WHAT THE TASK ASKS: Repeat the data exactly, so that every line matches the original.

═════ MATERIAL FOR THE TASK ═════

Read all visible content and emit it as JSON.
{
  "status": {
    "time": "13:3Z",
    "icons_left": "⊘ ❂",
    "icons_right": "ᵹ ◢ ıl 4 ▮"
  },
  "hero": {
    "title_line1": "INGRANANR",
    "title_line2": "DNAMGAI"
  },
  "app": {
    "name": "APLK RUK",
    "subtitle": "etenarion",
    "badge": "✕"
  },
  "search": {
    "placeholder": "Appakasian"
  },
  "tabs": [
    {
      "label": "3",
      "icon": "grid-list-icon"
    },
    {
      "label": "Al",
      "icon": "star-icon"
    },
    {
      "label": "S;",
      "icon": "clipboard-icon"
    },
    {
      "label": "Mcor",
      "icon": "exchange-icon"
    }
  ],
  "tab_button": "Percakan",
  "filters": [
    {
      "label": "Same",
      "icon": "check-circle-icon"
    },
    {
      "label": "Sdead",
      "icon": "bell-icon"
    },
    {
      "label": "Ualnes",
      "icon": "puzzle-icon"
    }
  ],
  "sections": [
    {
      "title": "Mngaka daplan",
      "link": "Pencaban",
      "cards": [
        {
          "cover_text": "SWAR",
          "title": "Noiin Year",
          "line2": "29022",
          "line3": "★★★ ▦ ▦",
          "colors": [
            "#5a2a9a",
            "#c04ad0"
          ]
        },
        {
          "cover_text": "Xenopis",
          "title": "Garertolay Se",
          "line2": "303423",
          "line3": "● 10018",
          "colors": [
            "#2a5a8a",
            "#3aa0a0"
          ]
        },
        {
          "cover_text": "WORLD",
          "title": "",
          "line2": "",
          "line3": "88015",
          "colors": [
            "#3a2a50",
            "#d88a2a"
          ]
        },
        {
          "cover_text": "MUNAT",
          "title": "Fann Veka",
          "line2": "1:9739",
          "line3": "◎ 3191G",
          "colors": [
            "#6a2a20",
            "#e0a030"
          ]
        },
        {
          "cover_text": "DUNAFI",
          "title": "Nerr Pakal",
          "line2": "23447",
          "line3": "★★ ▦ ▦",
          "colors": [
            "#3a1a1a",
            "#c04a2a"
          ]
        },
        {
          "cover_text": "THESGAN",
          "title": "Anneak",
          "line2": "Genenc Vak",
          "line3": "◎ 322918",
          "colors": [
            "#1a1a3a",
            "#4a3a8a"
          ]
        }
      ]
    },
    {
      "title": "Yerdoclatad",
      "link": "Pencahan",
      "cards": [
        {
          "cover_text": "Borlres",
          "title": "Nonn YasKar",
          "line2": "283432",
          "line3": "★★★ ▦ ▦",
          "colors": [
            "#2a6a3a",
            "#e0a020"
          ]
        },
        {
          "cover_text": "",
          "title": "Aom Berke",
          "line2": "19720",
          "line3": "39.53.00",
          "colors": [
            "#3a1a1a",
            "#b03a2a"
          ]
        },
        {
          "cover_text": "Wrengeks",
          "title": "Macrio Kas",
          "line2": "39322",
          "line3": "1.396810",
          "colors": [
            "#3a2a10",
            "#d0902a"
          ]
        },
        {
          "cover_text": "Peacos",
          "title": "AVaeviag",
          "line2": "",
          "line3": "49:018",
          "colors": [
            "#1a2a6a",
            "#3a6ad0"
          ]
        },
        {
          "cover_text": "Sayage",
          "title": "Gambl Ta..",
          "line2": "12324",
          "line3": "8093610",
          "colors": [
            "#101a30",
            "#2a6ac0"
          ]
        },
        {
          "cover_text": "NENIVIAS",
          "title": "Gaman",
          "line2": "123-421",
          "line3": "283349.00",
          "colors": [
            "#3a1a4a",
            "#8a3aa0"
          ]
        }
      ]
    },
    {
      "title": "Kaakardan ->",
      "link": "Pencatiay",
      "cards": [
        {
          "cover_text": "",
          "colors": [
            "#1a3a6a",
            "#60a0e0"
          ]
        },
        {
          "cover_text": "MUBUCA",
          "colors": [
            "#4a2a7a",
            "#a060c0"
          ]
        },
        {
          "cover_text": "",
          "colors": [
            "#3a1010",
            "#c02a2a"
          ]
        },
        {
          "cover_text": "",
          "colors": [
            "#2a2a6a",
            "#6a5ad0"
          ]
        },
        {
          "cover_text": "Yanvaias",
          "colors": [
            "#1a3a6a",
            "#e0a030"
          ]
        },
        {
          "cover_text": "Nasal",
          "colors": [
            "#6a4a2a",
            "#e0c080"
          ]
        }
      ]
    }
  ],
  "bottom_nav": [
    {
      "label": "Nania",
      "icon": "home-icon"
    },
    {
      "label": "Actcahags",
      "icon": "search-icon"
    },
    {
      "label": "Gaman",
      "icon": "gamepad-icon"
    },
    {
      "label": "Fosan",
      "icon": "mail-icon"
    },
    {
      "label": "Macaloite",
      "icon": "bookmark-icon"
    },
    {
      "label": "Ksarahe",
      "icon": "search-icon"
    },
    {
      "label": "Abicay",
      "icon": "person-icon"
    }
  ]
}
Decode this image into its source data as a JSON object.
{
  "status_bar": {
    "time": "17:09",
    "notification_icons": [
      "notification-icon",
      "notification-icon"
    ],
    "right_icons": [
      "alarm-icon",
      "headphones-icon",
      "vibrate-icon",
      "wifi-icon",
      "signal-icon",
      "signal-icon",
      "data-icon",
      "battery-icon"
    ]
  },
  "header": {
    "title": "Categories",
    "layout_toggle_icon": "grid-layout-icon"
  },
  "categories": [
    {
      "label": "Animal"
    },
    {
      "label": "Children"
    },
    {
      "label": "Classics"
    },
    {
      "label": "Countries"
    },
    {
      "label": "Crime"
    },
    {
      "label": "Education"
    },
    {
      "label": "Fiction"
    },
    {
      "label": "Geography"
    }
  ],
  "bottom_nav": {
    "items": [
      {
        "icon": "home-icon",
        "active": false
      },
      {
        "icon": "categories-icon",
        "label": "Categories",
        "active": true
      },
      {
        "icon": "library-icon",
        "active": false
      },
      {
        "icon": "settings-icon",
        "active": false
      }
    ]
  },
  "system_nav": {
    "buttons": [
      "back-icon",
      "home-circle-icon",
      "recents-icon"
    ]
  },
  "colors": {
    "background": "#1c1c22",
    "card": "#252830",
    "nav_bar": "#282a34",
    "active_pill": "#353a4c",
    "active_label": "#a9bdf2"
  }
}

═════

FINAL ANSWER:
Read all visible content and emit it as JSON.
{
  "status": {
    "time": "13:3Z",
    "icons_left": "⊘ ❂",
    "icons_right": "ᵹ ◢ ıl 4 ▮"
  },
  "hero": {
    "title_line1": "INGRANANR",
    "title_line2": "DNAMGAI"
  },
  "app": {
    "name": "APLK RUK",
    "subtitle": "etenarion",
    "badge": "✕"
  },
  "search": {
    "placeholder": "Appakasian"
  },
  "tabs": [
    {
      "label": "3",
      "icon": "grid-list-icon"
    },
    {
      "label": "Al",
      "icon": "star-icon"
    },
    {
      "label": "S;",
      "icon": "clipboard-icon"
    },
    {
      "label": "Mcor",
      "icon": "exchange-icon"
    }
  ],
  "tab_button": "Percakan",
  "filters": [
    {
      "label": "Same",
      "icon": "check-circle-icon"
    },
    {
      "label": "Sdead",
      "icon": "bell-icon"
    },
    {
      "label": "Ualnes",
      "icon": "puzzle-icon"
    }
  ],
  "sections": [
    {
      "title": "Mngaka daplan",
      "link": "Pencaban",
      "cards": [
        {
          "cover_text": "SWAR",
          "title": "Noiin Year",
          "line2": "29022",
          "line3": "★★★ ▦ ▦",
          "colors": [
            "#5a2a9a",
            "#c04ad0"
          ]
        },
        {
          "cover_text": "Xenopis",
          "title": "Garertolay Se",
          "line2": "303423",
          "line3": "● 10018",
          "colors": [
            "#2a5a8a",
            "#3aa0a0"
          ]
        },
        {
          "cover_text": "WORLD",
          "title": "",
          "line2": "",
          "line3": "88015",
          "colors": [
            "#3a2a50",
            "#d88a2a"
          ]
        },
        {
          "cover_text": "MUNAT",
          "title": "Fann Veka",
          "line2": "1:9739",
          "line3": "◎ 3191G",
          "colors": [
            "#6a2a20",
            "#e0a030"
          ]
        },
        {
          "cover_text": "DUNAFI",
          "title": "Nerr Pakal",
          "line2": "23447",
          "line3": "★★ ▦ ▦",
          "colors": [
            "#3a1a1a",
            "#c04a2a"
          ]
        },
        {
          "cover_text": "THESGAN",
          "title": "Anneak",
          "line2": "Genenc Vak",
          "line3": "◎ 322918",
          "colors": [
            "#1a1a3a",
            "#4a3a8a"
          ]
        }
      ]
    },
    {
      "title": "Yerdoclatad",
      "link": "Pencahan",
      "cards": [
        {
          "cover_text": "Borlres",
          "title": "Nonn YasKar",
          "line2": "283432",
          "line3": "★★★ ▦ ▦",
          "colors": [
            "#2a6a3a",
            "#e0a020"
          ]
        },
        {
          "cover_text": "",
          "title": "Aom Berke",
          "line2": "19720",
          "line3": "39.53.00",
          "colors": [
            "#3a1a1a",
            "#b03a2a"
          ]
        },
        {
          "cover_text": "Wrengeks",
          "title": "Macrio Kas",
          "line2": "39322",
          "line3": "1.396810",
          "colors": [
            "#3a2a10",
            "#d0902a"
          ]
        },
        {
          "cover_text": "Peacos",
          "title": "AVaeviag",
          "line2": "",
          "line3": "49:018",
          "colors": [
            "#1a2a6a",
            "#3a6ad0"
          ]
        },
        {
          "cover_text": "Sayage",
          "title": "Gambl Ta..",
          "line2": "12324",
          "line3": "8093610",
          "colors": [
            "#101a30",
            "#2a6ac0"
          ]
        },
        {
          "cover_text": "NENIVIAS",
          "title": "Gaman",
          "line2": "123-421",
          "line3": "283349.00",
          "colors": [
            "#3a1a4a",
            "#8a3aa0"
          ]
        }
      ]
    },
    {
      "title": "Kaakardan ->",
      "link": "Pencatiay",
      "cards": [
        {
          "cover_text": "",
          "colors": [
            "#1a3a6a",
            "#60a0e0"
          ]
        },
        {
          "cover_text": "MUBUCA",
          "colors": [
            "#4a2a7a",
            "#a060c0"
          ]
        },
        {
          "cover_text": "",
          "colors": [
            "#3a1010",
            "#c02a2a"
          ]
        },
        {
          "cover_text": "",
          "colors": [
            "#2a2a6a",
            "#6a5ad0"
          ]
        },
        {
          "cover_text": "Yanvaias",
          "colors": [
            "#1a3a6a",
            "#e0a030"
          ]
        },
        {
          "cover_text": "Nasal",
          "colors": [
            "#6a4a2a",
            "#e0c080"
          ]
        }
      ]
    }
  ],
  "bottom_nav": [
    {
      "label": "Nania",
      "icon": "home-icon"
    },
    {
      "label": "Actcahags",
      "icon": "search-icon"
    },
    {
      "label": "Gaman",
      "icon": "gamepad-icon"
    },
    {
      "label": "Fosan",
      "icon": "mail-icon"
    },
    {
      "label": "Macaloite",
      "icon": "bookmark-icon"
    },
    {
      "label": "Ksarahe",
      "icon": "search-icon"
    },
    {
      "label": "Abicay",
      "icon": "person-icon"
    }
  ]
}
Decode this image into its source data as a JSON object.
{
  "status_bar": {
    "time": "17:09",
    "notification_icons": [
      "notification-icon",
      "notification-icon"
    ],
    "right_icons": [
      "alarm-icon",
      "headphones-icon",
      "vibrate-icon",
      "wifi-icon",
      "signal-icon",
      "signal-icon",
      "data-icon",
      "battery-icon"
    ]
  },
  "header": {
    "title": "Categories",
    "layout_toggle_icon": "grid-layout-icon"
  },
  "categories": [
    {
      "label": "Animal"
    },
    {
      "label": "Children"
    },
    {
      "label": "Classics"
    },
    {
      "label": "Countries"
    },
    {
      "label": "Crime"
    },
    {
      "label": "Education"
    },
    {
      "label": "Fiction"
    },
    {
      "label": "Geography"
    }
  ],
  "bottom_nav": {
    "items": [
      {
        "icon": "home-icon",
        "active": false
      },
      {
        "icon": "categories-icon",
        "label": "Categories",
        "active": true
      },
      {
        "icon": "library-icon",
        "active": false
      },
      {
        "icon": "settings-icon",
        "active": false
      }
    ]
  },
  "system_nav": {
    "buttons": [
      "back-icon",
      "home-circle-icon",
      "recents-icon"
    ]
  },
  "colors": {
    "background": "#1c1c22",
    "card": "#252830",
    "nav_bar": "#282a34",
    "active_pill": "#353a4c",
    "active_label": "#a9bdf2"
  }
}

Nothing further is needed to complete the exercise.